We are determined to keep this ceasefire in place. Russia, which has deployed its own monitors to regime areas, tells us it shares this objective – and this is the only ceasefire that was endorsed by the United States and Russia. So it is a test, and a threshold test on the extent to which we might be able to work with Russia on other issues related to Syria.

The ceasefire and stopping the fighting is also not the entire agreement. Russia, the United States, and Jordan agreed to remove all foreign fighters from the southwest zone. Jordan and the United States have taken measures south of the ceasefire line, and the Russians have taken some – but not enough –on the north side of the line.

The objective is a southwest at peace, secure, and not a threat to anyone, whether the Syrian people who have suffered long enough, or Jordan to the south, or Israel to the west – with no foreign proxies anywhere near this zone.

If Iran believes it can use this corner of Syria to establish expeditionary facilities, it is badly mistaken. Israel has every right to act against such threats. And Russia has an obligation to ensure it never reaches that point. Our objective remains a diplomatic resolution to these very serious and very complex issues, but the jury is still out on whether this is possible over the long term. We hope it is. But we’ll see.

 

So in conclusion, I will sum up with three points:

 

First, our ISIS campaign has accelerated over the last 18 months. The end of the territorial caliphate is now in sight for the first time. We will not stop until this mission is complete, and we will continue to enable Iraqi forces on the Iraqi side of the border, and local forces in Syria to root out clandestine ISIS networks.

Second, as part of a comprehensive campaign, we are equally focused on ensuring that any vacuums after ISIS cannot be filled by other extremist groups, including foreign militias backed by Iran. We call on Russia in particular to support these efforts, which will be essential to any lasting settlement.

Finally, our bedrock commitment to the security of Israel is unwavering, and we fully support Israel’s inherent right to self-defense.

Again, Amos, thanks for inviting me, and I hope to come back again next year hopefully with some good news.

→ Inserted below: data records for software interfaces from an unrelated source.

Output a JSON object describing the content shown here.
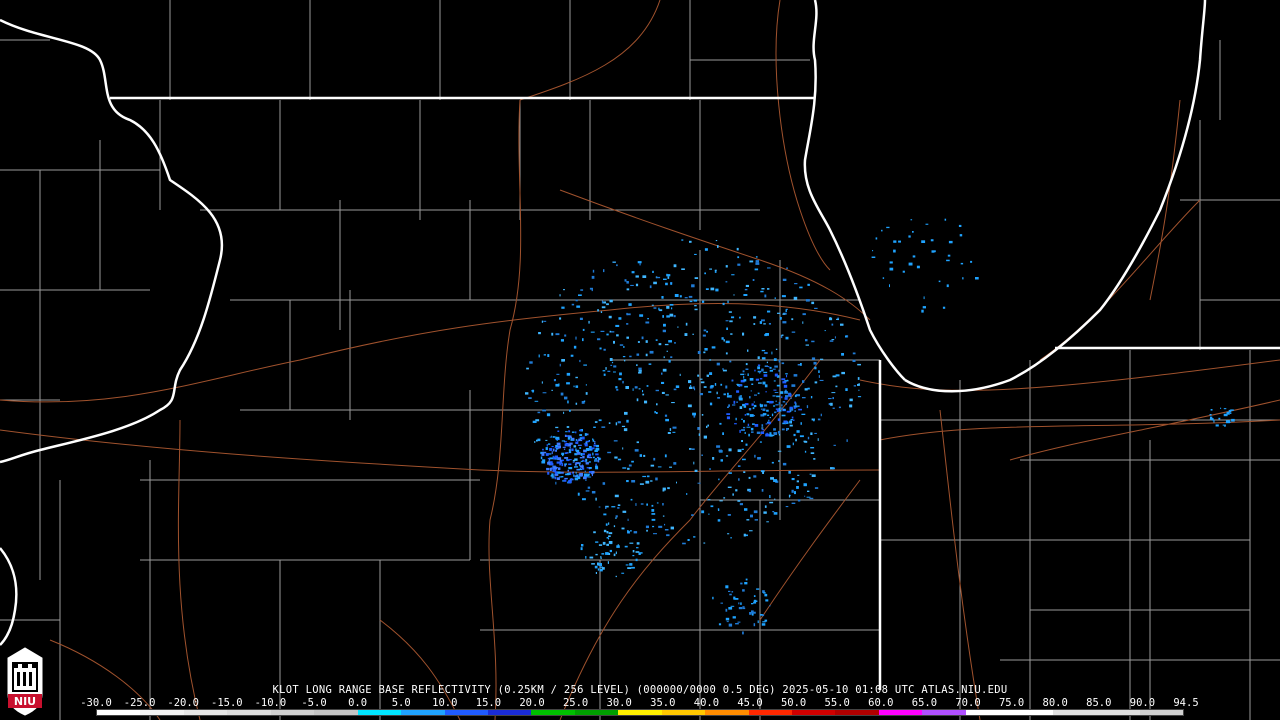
{
  "product": {
    "caption": "KLOT LONG RANGE BASE REFLECTIVITY (0.25KM / 256 LEVEL) (000000/0000 0.5 DEG) 2025-05-10 01:08 UTC  ATLAS.NIU.EDU"
  },
  "logo": {
    "text": "NIU",
    "color": "#c8102e"
  },
  "colors": {
    "background": "#000000",
    "state_border": "#ffffff",
    "county_border": "#9a9a9a",
    "highway": "#a0522d"
  },
  "scale": {
    "labels": [
      "-30.0",
      "-25.0",
      "-20.0",
      "-15.0",
      "-10.0",
      "-5.0",
      "0.0",
      "5.0",
      "10.0",
      "15.0",
      "20.0",
      "25.0",
      "30.0",
      "35.0",
      "40.0",
      "45.0",
      "50.0",
      "55.0",
      "60.0",
      "65.0",
      "70.0",
      "75.0",
      "80.0",
      "85.0",
      "90.0",
      "94.5"
    ],
    "segment_colors": [
      "#ffffff",
      "#f2f2f2",
      "#e6e6e6",
      "#dcdcdc",
      "#d0d0d0",
      "#c4c4c4",
      "#00e5ff",
      "#1fa3ff",
      "#1f5bff",
      "#1a2bd6",
      "#00c000",
      "#00a000",
      "#fff000",
      "#ffc800",
      "#ff8c00",
      "#ff2800",
      "#d00000",
      "#b00000",
      "#ff00ff",
      "#b050ff",
      "#ffffff",
      "#ffffff",
      "#e0e0e0",
      "#e0e0e0",
      "#d0d0d0"
    ]
  }
}
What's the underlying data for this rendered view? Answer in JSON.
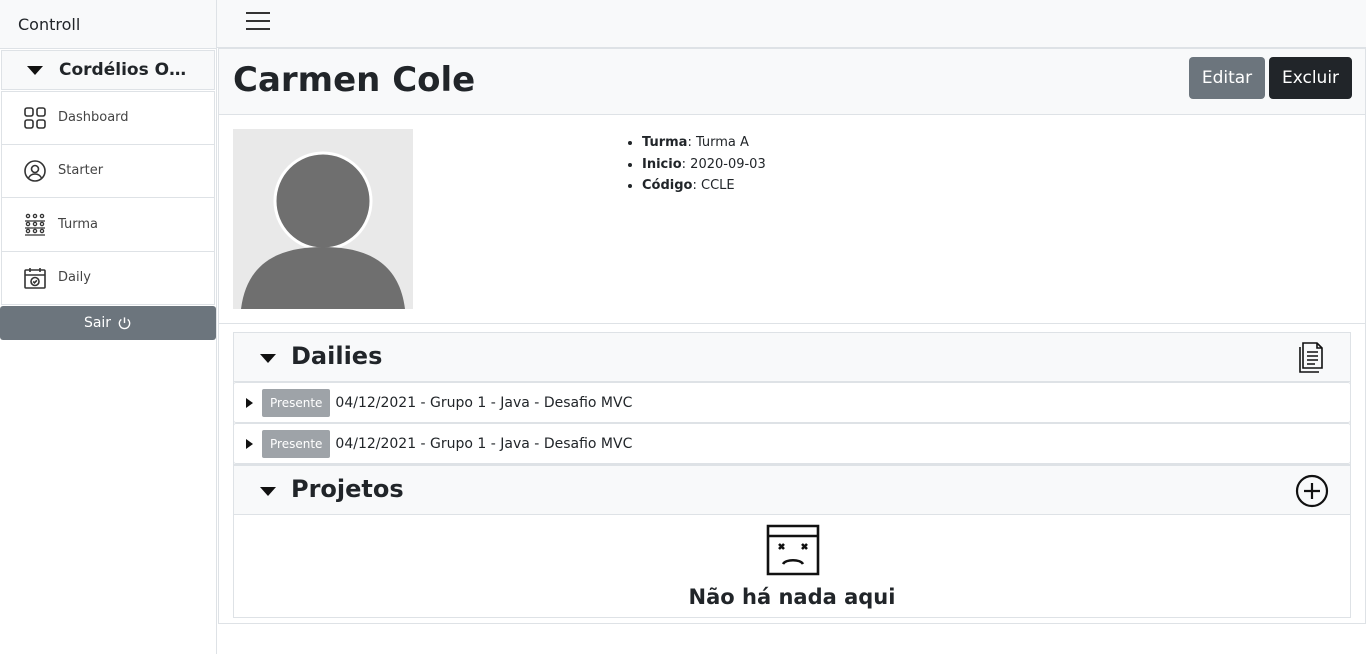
{
  "app": {
    "brand": "Controll"
  },
  "sidebar": {
    "user_name": "Cordélios Obe...",
    "items": [
      {
        "label": "Dashboard",
        "icon": "dashboard-icon"
      },
      {
        "label": "Starter",
        "icon": "user-circle-icon"
      },
      {
        "label": "Turma",
        "icon": "group-icon"
      },
      {
        "label": "Daily",
        "icon": "calendar-check-icon"
      }
    ],
    "logout_label": "Sair"
  },
  "header": {
    "title": "Carmen Cole",
    "edit_label": "Editar",
    "delete_label": "Excluir"
  },
  "profile": {
    "details": [
      {
        "key": "Turma",
        "value": ": Turma A"
      },
      {
        "key": "Inicio",
        "value": ": 2020-09-03"
      },
      {
        "key": "Código",
        "value": ": CCLE"
      }
    ]
  },
  "dailies": {
    "title": "Dailies",
    "items": [
      {
        "status": "Presente",
        "text": "04/12/2021 - Grupo 1 - Java - Desafio MVC"
      },
      {
        "status": "Presente",
        "text": "04/12/2021 - Grupo 1 - Java - Desafio MVC"
      }
    ]
  },
  "projetos": {
    "title": "Projetos",
    "empty_message": "Não há nada aqui"
  },
  "colors": {
    "secondary": "#6c757d",
    "dark": "#212529",
    "badge": "#9ea3a8"
  }
}
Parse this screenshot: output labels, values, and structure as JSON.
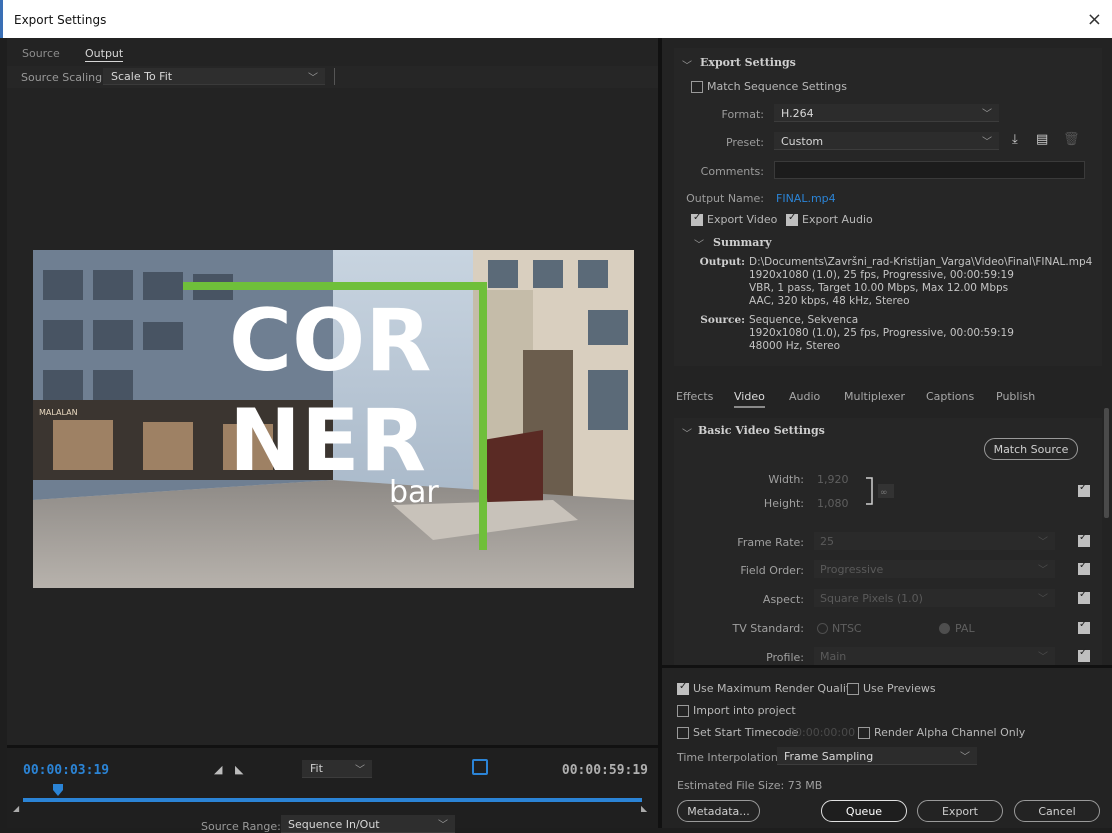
{
  "window": {
    "title": "Export Settings",
    "close": "×"
  },
  "left": {
    "tabs": [
      "Source",
      "Output"
    ],
    "scaling_label": "Source Scaling:",
    "scaling_value": "Scale To Fit",
    "preview_text": {
      "line1": "COR",
      "line2": "NER",
      "line3": "bar",
      "sign1": "MALALAN"
    },
    "timecode_in": "00:00:03:19",
    "timecode_out": "00:00:59:19",
    "zoom_value": "Fit",
    "source_range_label": "Source Range:",
    "source_range_value": "Sequence In/Out",
    "playhead_fraction": 0.056
  },
  "export_settings": {
    "header": "Export Settings",
    "match_sequence": "Match Sequence Settings",
    "format_label": "Format:",
    "format_value": "H.264",
    "preset_label": "Preset:",
    "preset_value": "Custom",
    "comments_label": "Comments:",
    "comments_value": "",
    "output_name_label": "Output Name:",
    "output_name_value": "FINAL.mp4",
    "export_video": "Export Video",
    "export_audio": "Export Audio",
    "summary_header": "Summary",
    "summary_output_key": "Output:",
    "summary_output_lines": [
      "D:\\Documents\\Završni_rad-Kristijan_Varga\\Video\\Final\\FINAL.mp4",
      "1920x1080 (1.0), 25 fps, Progressive, 00:00:59:19",
      "VBR, 1 pass, Target 10.00 Mbps, Max 12.00 Mbps",
      "AAC, 320 kbps, 48 kHz, Stereo"
    ],
    "summary_source_key": "Source:",
    "summary_source_lines": [
      "Sequence, Sekvenca",
      "1920x1080 (1.0), 25 fps, Progressive, 00:00:59:19",
      "48000 Hz, Stereo"
    ]
  },
  "tabs": [
    "Effects",
    "Video",
    "Audio",
    "Multiplexer",
    "Captions",
    "Publish"
  ],
  "video": {
    "header": "Basic Video Settings",
    "match_source": "Match Source",
    "width_label": "Width:",
    "width_value": "1,920",
    "height_label": "Height:",
    "height_value": "1,080",
    "frame_rate_label": "Frame Rate:",
    "frame_rate_value": "25",
    "field_order_label": "Field Order:",
    "field_order_value": "Progressive",
    "aspect_label": "Aspect:",
    "aspect_value": "Square Pixels (1.0)",
    "tv_standard_label": "TV Standard:",
    "tv_ntsc": "NTSC",
    "tv_pal": "PAL",
    "profile_label": "Profile:",
    "profile_value": "Main"
  },
  "bottom": {
    "max_render": "Use Maximum Render Quality",
    "use_previews": "Use Previews",
    "import_project": "Import into project",
    "start_timecode": "Set Start Timecode",
    "start_timecode_value": "00:00:00:00",
    "render_alpha": "Render Alpha Channel Only",
    "time_interp_label": "Time Interpolation:",
    "time_interp_value": "Frame Sampling",
    "file_size": "Estimated File Size:  73 MB",
    "metadata": "Metadata...",
    "queue": "Queue",
    "export": "Export",
    "cancel": "Cancel"
  },
  "colors": {
    "accent": "#2b84d6",
    "logo_green": "#6fbf3a"
  }
}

It was an honor to address all of you.

I look forward to the upcoming panels.